Jennifer McIntosh, Ottawa Community News

Parking and trash are just some of the headaches councillors whose wards are home to the multi-bedroom residences deal with.

On July 12 council did something about it.

In a rare move, council approved an interim control bylaw that will put a one-year freeze on multiple bedroom residences — more popularly known as bunkhouses.
“I don’t support these lightly,” Capital Coun. David Chernushenko said of bylaw. “It’s meant to target extreme cases. We are talking about four to six units on one floor of a building.”

Chernushenko said the high number of units in a building meant as a single family home or a small low-rise apartment building puts a burden on the city, because there isn’t the set up to store the waste that the number of residents create.

He said residents don’t know each other and are often unfamiliar with the city’s trash pick up schedule — which could create a real mess for the surrounding neighbours.

The bylaw will coincide with a review of the zoning for multi-unit dwellings in residential neighbourhoods. The interim bylaw buys council and city staff more time for that review.

The so-called bunkhouses, or illegal rooming houses, are often single-family homes split into several units.

The bylaw will concentrate on Sandy Hill, Heron Park, Old Ottawa East, Old Ottawa South, Centretown and Overbrook.

River Coun. Riley Brockington asked city staff how the areas were selected as targets for the bylaw.

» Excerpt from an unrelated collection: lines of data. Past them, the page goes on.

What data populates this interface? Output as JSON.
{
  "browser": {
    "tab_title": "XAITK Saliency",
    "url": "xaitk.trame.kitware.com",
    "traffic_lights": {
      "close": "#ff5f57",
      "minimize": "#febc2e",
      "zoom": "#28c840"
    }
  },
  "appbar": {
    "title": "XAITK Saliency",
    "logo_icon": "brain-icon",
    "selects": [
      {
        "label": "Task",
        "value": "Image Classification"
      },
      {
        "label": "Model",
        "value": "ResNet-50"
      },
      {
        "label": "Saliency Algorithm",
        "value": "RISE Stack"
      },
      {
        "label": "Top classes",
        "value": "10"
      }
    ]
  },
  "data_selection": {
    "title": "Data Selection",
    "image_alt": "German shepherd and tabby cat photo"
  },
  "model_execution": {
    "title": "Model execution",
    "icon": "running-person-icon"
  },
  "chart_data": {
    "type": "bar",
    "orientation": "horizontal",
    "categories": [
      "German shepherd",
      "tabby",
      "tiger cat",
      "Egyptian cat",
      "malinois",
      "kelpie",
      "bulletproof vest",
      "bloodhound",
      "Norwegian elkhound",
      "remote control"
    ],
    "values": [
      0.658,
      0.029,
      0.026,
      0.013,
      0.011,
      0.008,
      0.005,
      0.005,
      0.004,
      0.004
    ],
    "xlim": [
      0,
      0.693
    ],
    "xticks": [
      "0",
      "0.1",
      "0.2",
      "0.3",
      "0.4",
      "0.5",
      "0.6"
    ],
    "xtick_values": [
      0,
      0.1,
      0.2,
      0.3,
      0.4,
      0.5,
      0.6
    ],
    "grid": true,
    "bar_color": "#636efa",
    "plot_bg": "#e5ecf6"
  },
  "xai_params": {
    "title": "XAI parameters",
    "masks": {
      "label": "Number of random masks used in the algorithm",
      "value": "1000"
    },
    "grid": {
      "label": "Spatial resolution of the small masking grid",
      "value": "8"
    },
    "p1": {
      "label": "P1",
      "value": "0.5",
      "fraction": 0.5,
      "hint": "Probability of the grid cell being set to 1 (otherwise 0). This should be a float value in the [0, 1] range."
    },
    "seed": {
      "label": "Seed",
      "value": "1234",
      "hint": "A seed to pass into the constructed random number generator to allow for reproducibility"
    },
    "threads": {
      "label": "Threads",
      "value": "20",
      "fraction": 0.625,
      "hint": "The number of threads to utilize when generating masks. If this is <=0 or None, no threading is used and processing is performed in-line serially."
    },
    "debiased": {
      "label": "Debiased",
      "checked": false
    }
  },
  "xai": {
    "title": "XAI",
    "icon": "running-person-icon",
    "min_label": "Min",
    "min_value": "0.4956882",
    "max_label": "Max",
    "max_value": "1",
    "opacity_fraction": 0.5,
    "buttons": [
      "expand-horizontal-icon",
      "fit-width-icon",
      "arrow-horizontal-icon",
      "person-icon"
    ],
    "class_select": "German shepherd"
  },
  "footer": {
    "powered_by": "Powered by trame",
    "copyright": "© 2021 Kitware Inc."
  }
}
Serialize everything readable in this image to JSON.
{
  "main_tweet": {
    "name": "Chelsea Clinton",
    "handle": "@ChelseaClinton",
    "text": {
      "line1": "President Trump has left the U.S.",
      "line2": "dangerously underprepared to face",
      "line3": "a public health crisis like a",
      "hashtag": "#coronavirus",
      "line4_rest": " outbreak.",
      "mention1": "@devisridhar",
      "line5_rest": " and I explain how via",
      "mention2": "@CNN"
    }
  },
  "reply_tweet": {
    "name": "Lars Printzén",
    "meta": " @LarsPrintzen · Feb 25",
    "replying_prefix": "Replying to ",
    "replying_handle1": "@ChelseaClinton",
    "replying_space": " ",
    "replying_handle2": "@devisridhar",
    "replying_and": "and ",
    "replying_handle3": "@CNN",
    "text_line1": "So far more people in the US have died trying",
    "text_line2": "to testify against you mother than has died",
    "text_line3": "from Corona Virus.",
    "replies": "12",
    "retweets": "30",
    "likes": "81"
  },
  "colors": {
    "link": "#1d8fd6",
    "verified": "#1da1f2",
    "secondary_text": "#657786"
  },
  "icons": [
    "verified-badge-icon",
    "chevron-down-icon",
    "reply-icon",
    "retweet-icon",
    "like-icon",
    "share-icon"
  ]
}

The answer, from John Smit, manager of economic development and planning, said staff concentrated on areas of the city that have demonstrated problems with bunkhouses.

Developers can appeal the bylaw at the Ontario Municipal Board, but the bylaw would remain in effect until the outcome of the appeal is determined, staff told council.

The city’s planning boss Stephen Willis said staff would need a year to work with the public on a new policy. Staff will report to planning twice in the year.

Perhaps the most vocal of the neighbourhoods to deal with the bunkhouse issue is Sandy Hill.

Just the day before, Rideau-Vanier Coun. Mathieu Fleury held back delegated authority for a site plan on a densely populated building proposed for 70 Russell Ave. in Sandy Hill.

Members of Action Sandy Hill spoke to the city’s planning committee about the project, condemning bunkhouses and their impact on the neighbourhood.

The development would see a single-family home replaced with a four-unit 21-bedroom building. The developer is TC United.

Willis said the application checked all the boxes, and the building plan has been reviewed, but Fleury said it “smells like a rooming house.”

Mayor Jim Watson said he thinks the bunkhouse issue is an important one.

“It diminishes the quality of life in a neighbourhood,” he said. “Taking a property that houses a single home and turning into 30 bedrooms isn’t reasonable in residential neighbourhoods,” he said.

Watson said with the advent of light rail, there isn’t the same pressure for university and college students to live in the neighbourhood immediately adjacent to their school. He said with more options, students wouldn’t feel compelled to rent in buildings that are substandard.